The following is an excerpt of my Full Measure report. Watch the video and read the rest of the article by clicking the link at the end.
Today, we head to the Southwest border for an incredible story about an Arizona county that felt overrun by Mexican drug cartels for years. Now they claim they’ve been able to slow that to a trickle— without a lot of money, high tech, federal help or even a wall. How are they doing it? Today’s cover story is: Desert Eyes.
Sharyl: John Ladd is a fourth generation rancher. His great-grandparents settled this land in Arizona along Mexico’s border in 1896.
Listen to the related Podcast from Full Measure After Hours
John Ladd: Originally the ranch was about twice as big.
By Ladd’s count, the Border Patrol has caught hundreds of thousands of illegal immigrants on his 16,000 acres over the past thirty years.
John Ladd: It's an every day deal.
Sharyl: What do you do?
John Ladd: We used to help them, but when you get 200 a day it gets overwhelming. They’ve stole about every car or truck we owned, and saddles, and horses.
Sharyl: The march of illegal immigrants into Arizona from Mexico is virtually nonstop. Here, a large group crosses over a so-called Normandy fence— like it’s not even there.
And with the traffic comes a steady stream of crime.
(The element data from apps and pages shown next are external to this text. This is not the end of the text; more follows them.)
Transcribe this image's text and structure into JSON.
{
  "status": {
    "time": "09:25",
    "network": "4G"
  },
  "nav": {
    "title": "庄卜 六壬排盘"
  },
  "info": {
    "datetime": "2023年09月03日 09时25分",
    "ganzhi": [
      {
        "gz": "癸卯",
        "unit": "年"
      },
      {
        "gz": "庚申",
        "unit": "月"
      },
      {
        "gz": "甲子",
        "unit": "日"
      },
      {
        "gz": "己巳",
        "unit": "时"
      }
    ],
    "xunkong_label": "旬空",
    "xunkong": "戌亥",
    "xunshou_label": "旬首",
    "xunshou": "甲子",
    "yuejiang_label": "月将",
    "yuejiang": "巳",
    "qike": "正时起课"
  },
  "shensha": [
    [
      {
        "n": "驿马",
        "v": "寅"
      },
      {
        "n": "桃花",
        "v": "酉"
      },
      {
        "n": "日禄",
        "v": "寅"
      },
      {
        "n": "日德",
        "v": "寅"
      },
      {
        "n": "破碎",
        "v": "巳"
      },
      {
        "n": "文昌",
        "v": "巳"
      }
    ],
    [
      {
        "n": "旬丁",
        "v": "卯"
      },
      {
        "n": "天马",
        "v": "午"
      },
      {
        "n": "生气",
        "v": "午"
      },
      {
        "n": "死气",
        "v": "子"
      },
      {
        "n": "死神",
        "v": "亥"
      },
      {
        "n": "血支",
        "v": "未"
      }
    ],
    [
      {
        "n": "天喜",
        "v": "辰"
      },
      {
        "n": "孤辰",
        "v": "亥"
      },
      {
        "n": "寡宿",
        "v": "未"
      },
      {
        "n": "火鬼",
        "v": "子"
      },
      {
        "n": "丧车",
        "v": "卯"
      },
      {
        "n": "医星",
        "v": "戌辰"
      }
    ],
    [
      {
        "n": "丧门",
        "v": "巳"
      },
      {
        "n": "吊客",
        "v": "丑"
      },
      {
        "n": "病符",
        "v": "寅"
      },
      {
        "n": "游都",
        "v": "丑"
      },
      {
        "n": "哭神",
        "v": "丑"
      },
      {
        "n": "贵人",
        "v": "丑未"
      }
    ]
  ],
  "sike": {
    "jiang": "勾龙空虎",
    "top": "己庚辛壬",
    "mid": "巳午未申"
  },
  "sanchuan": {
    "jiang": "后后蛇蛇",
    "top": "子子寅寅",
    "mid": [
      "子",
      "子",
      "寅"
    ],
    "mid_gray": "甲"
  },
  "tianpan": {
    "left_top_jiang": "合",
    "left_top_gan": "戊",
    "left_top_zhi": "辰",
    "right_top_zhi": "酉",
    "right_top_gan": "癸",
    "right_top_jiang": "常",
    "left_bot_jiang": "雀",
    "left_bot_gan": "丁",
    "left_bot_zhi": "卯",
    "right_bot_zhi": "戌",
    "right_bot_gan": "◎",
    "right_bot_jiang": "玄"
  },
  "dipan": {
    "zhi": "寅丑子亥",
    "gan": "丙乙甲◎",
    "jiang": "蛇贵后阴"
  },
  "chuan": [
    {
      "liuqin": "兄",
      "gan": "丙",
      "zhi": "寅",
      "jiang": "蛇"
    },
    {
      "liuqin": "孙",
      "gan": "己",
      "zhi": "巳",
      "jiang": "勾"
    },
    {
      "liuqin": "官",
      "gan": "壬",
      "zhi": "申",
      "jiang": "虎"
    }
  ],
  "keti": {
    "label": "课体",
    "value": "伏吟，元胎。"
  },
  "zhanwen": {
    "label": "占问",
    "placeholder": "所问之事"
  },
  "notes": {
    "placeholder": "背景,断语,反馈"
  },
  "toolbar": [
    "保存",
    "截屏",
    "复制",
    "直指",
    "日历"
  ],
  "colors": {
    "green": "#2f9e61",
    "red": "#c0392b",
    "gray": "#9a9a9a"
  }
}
This man crossed from Mexico and fired off a few shots.
These five drug smugglers brought 7 backpacks of meth and marijuana.
In a matter of days 380 pounds of pot, heroin, and meth, 1600 pounds of pot, Fentanyl opioids hidden in shoes, smuggled in bras, Meth disguised as ice pops, in vehicles, 50 pounds, 227 pounds.
But in Cochise County, where John Ladd lives, we found there’s been an incredible turnaround you may not have heard about.
Sheriff Mark Dannels: What I'm talking about is a virtual system of cameras, up to over 500 cameras now, that we've implemented.
Sharyl: One camera covers about 200 square feet. The success has been so dramatic, it surprised even those responsible, including Cochise County Sheriff Mark Dannels.
Sheriff Mark Dannels: We’re doing something right, and it's fair to our citizens. It's what they expect. I'm pretty proud of what we've done here.
Sharyl: And to point out, you've done this improved enforcement and you've gotten this result without a wall?
Sheriff Mark Dannels: Without a wall. Without a wall.
Sharyl: To see firsthand, we took to the air with Sheriff Dannels over the 6,200 rural square miles of Cochise County
Sharyl: Flying over the rugged terrain, it's easy to see why some people think you don't need a big wall here it’s too tough to cross but is that actually the case?
Sheriff Mark Dannels: No. The cartel likes this area out here. Though it's rugged, it provides great concealment for them to smuggle both humans and drugs into this country.
Sharyl: That led to the simple but ingenious concept to deploy a carefully placed network of motion-activated cameras in areas where there are gaps in federal surveillance.
Sheriff Mark Dannels: Remember that the end of that fence is where the federal government stops their protective plan. We pick that up here and that's where our virtual system has become effective. We have cameras inserted, throughout this region, this grid.
Sharyl: We landed to see the type of area where the hidden cameras have been put to good use, their precise locations a tightly held secret.
Sheriff Mark Dannels: You know this is where our virtual system was implemented, in places like this.
Sharyl: There are cameras out here, we just don't know where?
Sheriff Mark Dannels: Yeah, we have, this is part of our virtual system.
Sharyl: Dannels explained that cartels learned to evade Border Patrol cameras by traveling in gullies and ditches. The new system plugs some critical holes.
Sheriff Mark Dannels: You know, the surface systems that the federal government has in place are up on top surface areas. They don't get down to the washes like this. So the cartels have exploited these areas. So we came into our areas with our virtual system. This is the areas we watch cause we know they're coming through here just like we're standing and, and that's one of the reasons we've been successful. We went to areas that the federal government didn't go.
Sharyl: So Mexico is right there?
Sergeant Timothy Williams: And we're probably being watched right now.
Steve MacMillan says
Could you advise type of camera? We’re trying to locate our beautiful lost rescue greyhound.
Sharyl Attkisson says
I think they use Buckeye game cameras